4. In the last enumeration of error, McMahon contends the trial court erred in denying his motion for judgment n.o.v. as to the jury's verdict against him on Sweet's claim of libel. Specifically, McMahon argues that because Sweet did not introduce any evidence of any document written by him which could be construed as libelous, the trial court erred in denying the motion. But the record shows that Sweet's libel claim was based on the allegation of conspiracy to libel. Under such claim, McMahon could be held liable for the libelous statements published by his alleged co-conspirator, Dee, in furtherance of a conspiracy to libel. See Jordan v. Hancock, 91 Ga.App. 467(2), 86 S.E.2d 11 (1955).
"Civil conspiracy is an act which is by its very nature covert and clandestine, and usually not susceptible of proof by direct evidence. Concert of action, amounting to conspiracy, may be shown by circumstantial as well as direct evidence.

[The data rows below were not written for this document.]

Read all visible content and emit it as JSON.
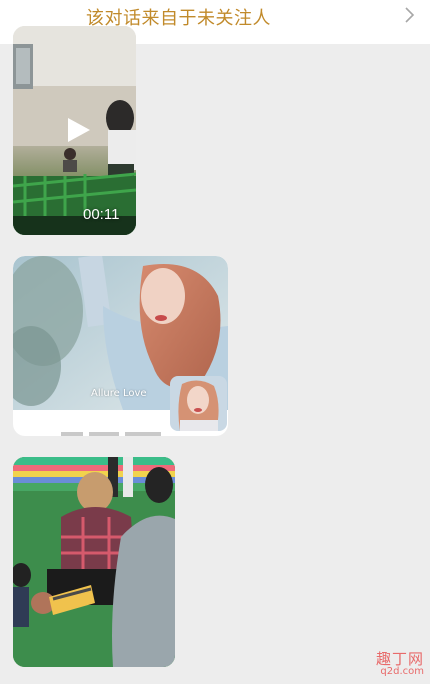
{
  "notice": {
    "text": "该对话来自于未关注人",
    "chevron_icon": "chevron-right-icon"
  },
  "messages": [
    {
      "kind": "video",
      "duration": "00:11",
      "icon": "play-icon"
    },
    {
      "kind": "image",
      "caption": "Allure Love"
    },
    {
      "kind": "image"
    }
  ],
  "watermark": {
    "title": "趣丁网",
    "url": "q2d.com"
  },
  "colors": {
    "background": "#ededed",
    "notice_text": "#c18a2a",
    "watermark": "#e86a6a"
  }
}
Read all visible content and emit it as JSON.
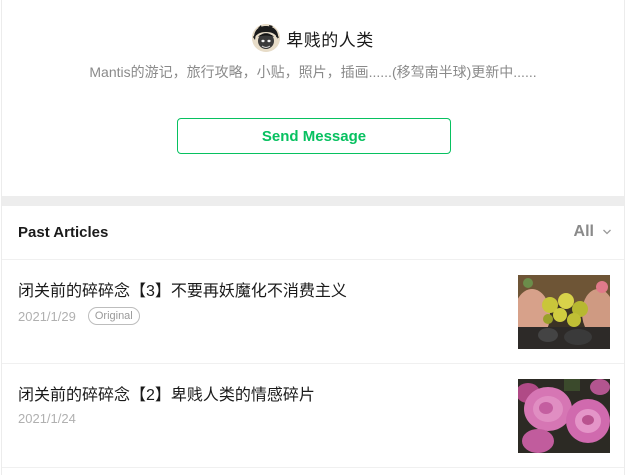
{
  "profile": {
    "avatar_icon": "avatar-icon",
    "name": "卑贱的人类",
    "bio": "Mantis的游记，旅行攻略，小贴，照片，插画......(移驾南半球)更新中......",
    "send_message_label": "Send Message"
  },
  "articles": {
    "header_title": "Past Articles",
    "filter_label": "All",
    "filter_icon": "chevron-down-icon",
    "items": [
      {
        "title": "闭关前的碎碎念【3】不要再妖魔化不消费主义",
        "date": "2021/1/29",
        "badge": "Original",
        "thumbnail": "lemons-in-hands-image"
      },
      {
        "title": "闭关前的碎碎念【2】卑贱人类的情感碎片",
        "date": "2021/1/24",
        "badge": "",
        "thumbnail": "pink-roses-image"
      }
    ]
  },
  "colors": {
    "accent_green": "#07c160",
    "muted_text": "#8a8a8a",
    "divider": "#ededed"
  }
}
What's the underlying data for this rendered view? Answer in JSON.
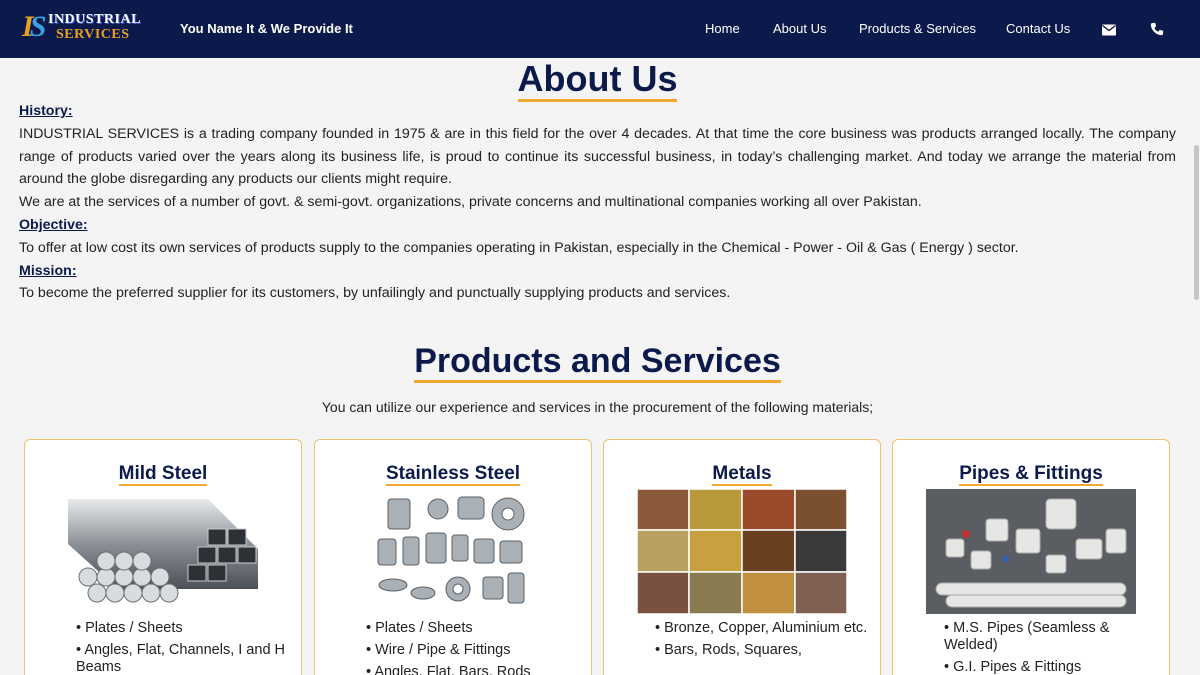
{
  "header": {
    "logo_line1": "INDUSTRIAL",
    "logo_line2": "SERVICES",
    "tagline": "You Name It & We Provide It",
    "nav": [
      "Home",
      "About Us",
      "Products & Services",
      "Contact Us"
    ],
    "icons": [
      "envelope-icon",
      "phone-icon"
    ]
  },
  "about": {
    "title": "About Us",
    "history_label": "History:",
    "history_p1": "INDUSTRIAL SERVICES is a trading company founded in 1975 & are in this field for the over 4 decades. At that time the core business was products arranged locally. The company range of products varied over the years along its business life, is proud to continue its successful business, in today’s challenging market. And today we arrange the material from around the globe disregarding any products our clients might require.",
    "history_p2": "We are at the services of a number of govt. & semi-govt. organizations, private concerns and multinational companies working all over Pakistan.",
    "objective_label": "Objective:",
    "objective_text": "To offer at low cost its own services of products supply to the companies operating in Pakistan, especially in the Chemical - Power - Oil & Gas ( Energy ) sector.",
    "mission_label": "Mission:",
    "mission_text": "To become the preferred supplier for its customers, by unfailingly and punctually supplying products and services."
  },
  "products": {
    "title": "Products and Services",
    "intro": "You can utilize our experience and services in the procurement of the following materials;",
    "cards": [
      {
        "title": "Mild Steel",
        "items": [
          "Plates / Sheets",
          "Angles, Flat, Channels, I and H Beams"
        ]
      },
      {
        "title": "Stainless Steel",
        "items": [
          "Plates / Sheets",
          "Wire / Pipe & Fittings",
          "Angles, Flat, Bars, Rods"
        ]
      },
      {
        "title": "Metals",
        "items": [
          "Bronze, Copper, Aluminium etc.",
          "Bars, Rods, Squares,"
        ]
      },
      {
        "title": "Pipes & Fittings",
        "items": [
          "M.S. Pipes (Seamless & Welded)",
          "G.I. Pipes & Fittings"
        ]
      }
    ]
  },
  "colors": {
    "navy": "#0b1a4a",
    "accent": "#f0a830"
  }
}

It is not necessary to prove an express agreement or compact among the wrongdoers; their common design may be inferred from the nature of the acts done, the relation between them, their mutual interests in the matter, and other circumstances." (Citations and punctuation omitted.) First Fed. Sav. Bank v. Hart, 185 Ga.App. 304, 305(2), 363 S.E.2d 832 (1987).
In support of his claim for libel in this case, Sweet relied on a letter written on MDI stationery by Dee to a Fulton County police detective accusing him of theft. The letter indicates that prior to sending the letter, McMahon and Dee discussed how to address the various acts of alleged theft and eventually decided to seek advice from their attorney, upon whose advice the letter was sent. Considering these facts, the nature of the relationship between McMahon and Dee as business partners, their mutual interest in the matter, along with all the reasonable deductions therefrom, in a light most favorable to the verdict, we do not find that the only reasonable conclusion was that there was no conspiracy to libel. Lister v. Scriver, 216 Ga.App. 741(1), 456 S.E.2d 83 (1995). Accordingly, the trial court did not err in denying McMahon's motion for judgment n.o.v. as to this claim.
BEASLEY, C.J., and POPE, P.J., concur in judgment only.NOTES
 For example, OCGA § 44-7-35(c) applies to landlords who unlawfully withhold security deposits and OCGA § 33-7-11(j) reaches insurers who in bad faith refuse to pay an insured loss.